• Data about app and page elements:

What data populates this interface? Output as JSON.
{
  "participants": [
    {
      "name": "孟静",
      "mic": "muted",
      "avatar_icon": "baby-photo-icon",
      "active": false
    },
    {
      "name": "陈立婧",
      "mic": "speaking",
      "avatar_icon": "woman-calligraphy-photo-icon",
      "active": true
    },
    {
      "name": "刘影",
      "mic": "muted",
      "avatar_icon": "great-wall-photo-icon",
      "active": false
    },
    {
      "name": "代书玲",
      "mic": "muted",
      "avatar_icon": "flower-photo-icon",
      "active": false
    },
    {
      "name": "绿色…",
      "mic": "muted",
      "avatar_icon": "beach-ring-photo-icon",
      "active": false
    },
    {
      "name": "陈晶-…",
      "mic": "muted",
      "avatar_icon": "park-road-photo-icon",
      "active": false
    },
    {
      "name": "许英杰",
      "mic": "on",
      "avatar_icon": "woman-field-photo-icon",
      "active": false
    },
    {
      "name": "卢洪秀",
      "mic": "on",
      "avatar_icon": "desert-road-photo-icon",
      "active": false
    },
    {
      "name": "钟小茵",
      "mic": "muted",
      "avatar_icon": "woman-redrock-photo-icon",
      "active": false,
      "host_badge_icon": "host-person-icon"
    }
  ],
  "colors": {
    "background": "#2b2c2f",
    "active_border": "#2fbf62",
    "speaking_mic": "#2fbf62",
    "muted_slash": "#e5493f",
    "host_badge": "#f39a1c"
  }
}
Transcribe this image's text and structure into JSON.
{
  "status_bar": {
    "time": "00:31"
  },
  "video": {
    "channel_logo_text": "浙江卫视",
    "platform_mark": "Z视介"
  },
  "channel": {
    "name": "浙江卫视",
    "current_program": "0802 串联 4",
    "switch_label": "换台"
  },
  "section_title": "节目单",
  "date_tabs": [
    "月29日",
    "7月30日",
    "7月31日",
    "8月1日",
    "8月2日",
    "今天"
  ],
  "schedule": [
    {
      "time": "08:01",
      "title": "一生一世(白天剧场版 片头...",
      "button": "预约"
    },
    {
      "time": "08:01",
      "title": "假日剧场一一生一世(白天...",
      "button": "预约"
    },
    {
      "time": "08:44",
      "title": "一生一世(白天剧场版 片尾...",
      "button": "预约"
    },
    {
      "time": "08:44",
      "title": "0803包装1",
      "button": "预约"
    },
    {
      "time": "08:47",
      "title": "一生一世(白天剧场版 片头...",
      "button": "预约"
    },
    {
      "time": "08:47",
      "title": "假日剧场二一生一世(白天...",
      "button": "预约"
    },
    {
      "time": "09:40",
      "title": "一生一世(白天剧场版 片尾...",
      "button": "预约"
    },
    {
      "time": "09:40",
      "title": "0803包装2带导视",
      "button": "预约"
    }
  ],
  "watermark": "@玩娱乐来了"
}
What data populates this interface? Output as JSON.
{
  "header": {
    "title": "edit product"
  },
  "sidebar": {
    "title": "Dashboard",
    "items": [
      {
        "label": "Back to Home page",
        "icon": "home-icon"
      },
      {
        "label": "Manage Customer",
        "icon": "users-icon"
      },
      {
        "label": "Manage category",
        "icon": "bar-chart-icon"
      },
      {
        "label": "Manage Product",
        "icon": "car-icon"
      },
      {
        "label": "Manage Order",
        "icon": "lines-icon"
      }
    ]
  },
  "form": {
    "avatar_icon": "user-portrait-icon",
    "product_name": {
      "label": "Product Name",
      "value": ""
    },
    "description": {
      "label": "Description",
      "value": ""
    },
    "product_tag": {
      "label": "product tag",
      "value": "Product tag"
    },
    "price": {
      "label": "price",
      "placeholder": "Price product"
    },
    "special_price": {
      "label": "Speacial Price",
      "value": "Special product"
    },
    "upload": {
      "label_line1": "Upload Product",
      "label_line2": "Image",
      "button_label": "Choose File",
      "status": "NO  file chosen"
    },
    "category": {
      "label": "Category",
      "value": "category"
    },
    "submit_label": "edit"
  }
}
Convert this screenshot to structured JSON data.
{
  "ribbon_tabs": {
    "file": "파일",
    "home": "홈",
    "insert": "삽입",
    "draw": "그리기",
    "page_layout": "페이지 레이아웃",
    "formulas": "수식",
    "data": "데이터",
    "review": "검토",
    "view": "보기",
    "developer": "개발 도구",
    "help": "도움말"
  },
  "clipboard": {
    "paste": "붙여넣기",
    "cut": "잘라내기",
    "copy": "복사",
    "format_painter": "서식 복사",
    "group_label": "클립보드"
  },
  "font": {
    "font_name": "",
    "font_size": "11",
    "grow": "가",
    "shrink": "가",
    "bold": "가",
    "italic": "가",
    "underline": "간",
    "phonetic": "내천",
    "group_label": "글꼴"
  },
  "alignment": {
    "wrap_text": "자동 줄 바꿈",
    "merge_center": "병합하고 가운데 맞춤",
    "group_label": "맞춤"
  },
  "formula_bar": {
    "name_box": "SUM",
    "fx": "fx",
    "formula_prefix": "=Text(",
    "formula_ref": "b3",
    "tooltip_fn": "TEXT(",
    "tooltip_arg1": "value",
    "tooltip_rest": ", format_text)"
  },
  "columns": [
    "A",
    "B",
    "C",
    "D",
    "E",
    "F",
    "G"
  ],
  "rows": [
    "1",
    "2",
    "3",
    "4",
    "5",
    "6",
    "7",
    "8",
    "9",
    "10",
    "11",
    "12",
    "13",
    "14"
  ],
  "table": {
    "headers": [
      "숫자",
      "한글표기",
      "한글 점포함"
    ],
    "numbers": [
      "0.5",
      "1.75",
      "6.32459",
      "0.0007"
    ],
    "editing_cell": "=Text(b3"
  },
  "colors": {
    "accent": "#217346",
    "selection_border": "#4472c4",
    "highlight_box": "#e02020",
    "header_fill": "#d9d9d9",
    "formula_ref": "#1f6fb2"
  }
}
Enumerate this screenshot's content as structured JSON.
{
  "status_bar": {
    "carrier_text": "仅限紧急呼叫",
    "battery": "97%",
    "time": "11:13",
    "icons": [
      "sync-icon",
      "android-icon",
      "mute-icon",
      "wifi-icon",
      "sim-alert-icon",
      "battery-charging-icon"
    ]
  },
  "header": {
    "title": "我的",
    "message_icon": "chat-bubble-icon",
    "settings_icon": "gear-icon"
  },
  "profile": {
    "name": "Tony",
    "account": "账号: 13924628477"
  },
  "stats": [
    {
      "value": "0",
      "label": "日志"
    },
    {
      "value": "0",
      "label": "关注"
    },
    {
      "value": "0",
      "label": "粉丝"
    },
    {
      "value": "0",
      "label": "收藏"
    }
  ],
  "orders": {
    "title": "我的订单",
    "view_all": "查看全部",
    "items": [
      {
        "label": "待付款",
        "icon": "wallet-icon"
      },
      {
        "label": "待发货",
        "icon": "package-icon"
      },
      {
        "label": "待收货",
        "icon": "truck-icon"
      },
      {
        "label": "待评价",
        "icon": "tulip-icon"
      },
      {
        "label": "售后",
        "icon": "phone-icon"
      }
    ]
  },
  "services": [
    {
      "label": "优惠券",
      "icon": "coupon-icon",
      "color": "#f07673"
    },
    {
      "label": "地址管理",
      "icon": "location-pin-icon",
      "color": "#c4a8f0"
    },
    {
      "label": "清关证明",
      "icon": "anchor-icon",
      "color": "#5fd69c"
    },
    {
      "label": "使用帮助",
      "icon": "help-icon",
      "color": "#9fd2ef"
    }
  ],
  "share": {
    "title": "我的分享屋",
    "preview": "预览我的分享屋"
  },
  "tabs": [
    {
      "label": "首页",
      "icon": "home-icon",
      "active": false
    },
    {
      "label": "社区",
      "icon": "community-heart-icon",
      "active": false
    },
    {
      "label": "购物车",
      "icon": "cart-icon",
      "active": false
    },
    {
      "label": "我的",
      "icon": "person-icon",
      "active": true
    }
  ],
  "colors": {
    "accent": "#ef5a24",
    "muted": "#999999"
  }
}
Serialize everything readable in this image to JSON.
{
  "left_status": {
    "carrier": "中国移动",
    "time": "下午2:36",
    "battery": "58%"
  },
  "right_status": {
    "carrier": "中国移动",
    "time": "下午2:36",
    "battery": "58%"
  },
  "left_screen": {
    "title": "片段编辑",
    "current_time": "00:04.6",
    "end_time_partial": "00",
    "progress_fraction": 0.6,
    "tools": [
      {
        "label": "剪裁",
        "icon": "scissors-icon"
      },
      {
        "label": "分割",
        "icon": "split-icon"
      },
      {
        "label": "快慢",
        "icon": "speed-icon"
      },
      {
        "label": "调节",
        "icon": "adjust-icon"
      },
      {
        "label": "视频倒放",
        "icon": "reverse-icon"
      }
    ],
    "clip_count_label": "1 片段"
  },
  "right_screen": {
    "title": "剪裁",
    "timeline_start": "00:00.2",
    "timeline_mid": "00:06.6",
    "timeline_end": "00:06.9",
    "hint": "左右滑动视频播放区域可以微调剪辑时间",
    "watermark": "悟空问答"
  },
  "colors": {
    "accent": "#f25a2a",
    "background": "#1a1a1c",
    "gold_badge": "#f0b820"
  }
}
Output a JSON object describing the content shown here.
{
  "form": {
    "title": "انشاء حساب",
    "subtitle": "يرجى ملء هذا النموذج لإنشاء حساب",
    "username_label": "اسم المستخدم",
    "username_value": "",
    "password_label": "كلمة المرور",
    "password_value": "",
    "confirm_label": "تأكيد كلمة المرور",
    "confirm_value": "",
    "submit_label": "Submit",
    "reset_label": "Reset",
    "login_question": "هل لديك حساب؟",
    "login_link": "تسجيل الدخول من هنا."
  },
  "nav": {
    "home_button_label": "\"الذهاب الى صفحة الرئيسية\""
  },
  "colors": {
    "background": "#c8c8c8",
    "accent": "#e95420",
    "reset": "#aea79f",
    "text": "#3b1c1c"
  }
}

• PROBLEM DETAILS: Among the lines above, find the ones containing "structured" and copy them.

• ANSWER TO THE EXERCISE:
Convert this screenshot to structured JSON data.
Enumerate this screenshot's content as structured JSON.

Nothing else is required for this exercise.